As the baby of the family, Anne Brontë never got beyond the shadows of her more famous sisters, Charlotte and Emily. Everyone in the family doted on her, and when she died early, at the age of only 29, in 1849, her reputation and her place in English literature faded even further. Anne deserved a • Read More »

Mort Drucker and the subversiveness of Mad Magazine

December 29, 2021 | By Jim Stovall | No Comments | Filed in: journalism.

For more than five decades, Mort Drucker was one of the most subversive people in America. Drucker was not some member of an anti-government cell plotting the violent overthrow of the rule of law. Rather he was an artist who could draw people like no other artist, revealing their pomposities and absurdities but in a • Read More »

James Gibbons Huneker: the critic who led American into a new century of art

December 14, 2021 | By Jim Stovall | No Comments | Filed in: journalism, writers, writing.

Rarely, if ever, has an art, music, and theater critic held such sway over American public opinion as did James Gibbons Huneker at the beginning of the 20th century.  Huneker accomplished this feat using a depth of knowledge about his subjects and a writing style that would-be scribblers such as H.L. Mencken sought to emulate. • Read More »

The most influential American woman of the 19th century: Sarah Josepha Hale

December 10, 2021 | By Jim Stovall | No Comments | Filed in: books, journalism, Women writers and journalists, writers, writing.
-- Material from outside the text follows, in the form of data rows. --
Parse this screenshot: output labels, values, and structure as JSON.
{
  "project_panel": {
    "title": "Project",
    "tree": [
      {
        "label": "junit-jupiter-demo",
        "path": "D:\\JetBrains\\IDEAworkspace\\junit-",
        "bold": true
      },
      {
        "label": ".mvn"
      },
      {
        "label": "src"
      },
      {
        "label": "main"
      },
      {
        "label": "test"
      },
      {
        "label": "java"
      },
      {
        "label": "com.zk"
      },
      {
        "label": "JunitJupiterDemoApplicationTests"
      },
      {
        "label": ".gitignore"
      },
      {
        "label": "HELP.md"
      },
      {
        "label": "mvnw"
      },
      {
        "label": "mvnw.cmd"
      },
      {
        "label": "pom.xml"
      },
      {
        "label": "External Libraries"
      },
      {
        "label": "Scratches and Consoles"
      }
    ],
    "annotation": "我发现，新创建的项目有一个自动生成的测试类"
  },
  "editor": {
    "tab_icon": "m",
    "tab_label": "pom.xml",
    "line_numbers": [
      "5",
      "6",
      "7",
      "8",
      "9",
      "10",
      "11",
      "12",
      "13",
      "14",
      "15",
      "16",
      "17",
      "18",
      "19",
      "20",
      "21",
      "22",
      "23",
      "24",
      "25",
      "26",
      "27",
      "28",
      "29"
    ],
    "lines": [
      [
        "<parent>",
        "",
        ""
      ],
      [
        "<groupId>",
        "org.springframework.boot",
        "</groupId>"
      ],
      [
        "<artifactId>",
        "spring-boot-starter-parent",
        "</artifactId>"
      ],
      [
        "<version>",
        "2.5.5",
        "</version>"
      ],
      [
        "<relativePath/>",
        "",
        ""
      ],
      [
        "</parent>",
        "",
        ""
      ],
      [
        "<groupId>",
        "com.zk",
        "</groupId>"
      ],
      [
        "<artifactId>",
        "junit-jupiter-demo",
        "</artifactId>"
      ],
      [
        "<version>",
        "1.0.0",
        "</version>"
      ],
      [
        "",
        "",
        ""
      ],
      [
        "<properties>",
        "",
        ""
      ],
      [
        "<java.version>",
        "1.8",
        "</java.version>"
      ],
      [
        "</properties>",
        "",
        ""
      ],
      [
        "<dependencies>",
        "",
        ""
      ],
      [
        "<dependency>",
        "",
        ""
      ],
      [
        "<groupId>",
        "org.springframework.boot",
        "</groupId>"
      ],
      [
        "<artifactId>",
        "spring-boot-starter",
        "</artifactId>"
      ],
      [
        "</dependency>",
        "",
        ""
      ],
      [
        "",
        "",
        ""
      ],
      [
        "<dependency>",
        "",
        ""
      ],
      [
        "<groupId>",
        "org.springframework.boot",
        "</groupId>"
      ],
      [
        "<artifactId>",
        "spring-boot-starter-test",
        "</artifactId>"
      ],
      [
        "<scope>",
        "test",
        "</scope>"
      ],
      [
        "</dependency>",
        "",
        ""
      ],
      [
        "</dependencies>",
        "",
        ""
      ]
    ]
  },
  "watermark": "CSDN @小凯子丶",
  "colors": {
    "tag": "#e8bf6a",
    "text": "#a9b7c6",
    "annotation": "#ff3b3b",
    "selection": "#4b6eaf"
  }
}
When Thomas Edison famously made his first sound recording in 1877 on a machine that he had just invented, the phonograph, his first words had to be something that everyone was familiar with. So, he said, “Mary had a little lamb, . . .” The nursery rhyme he was quoting wasn’t one that was composed • Read More »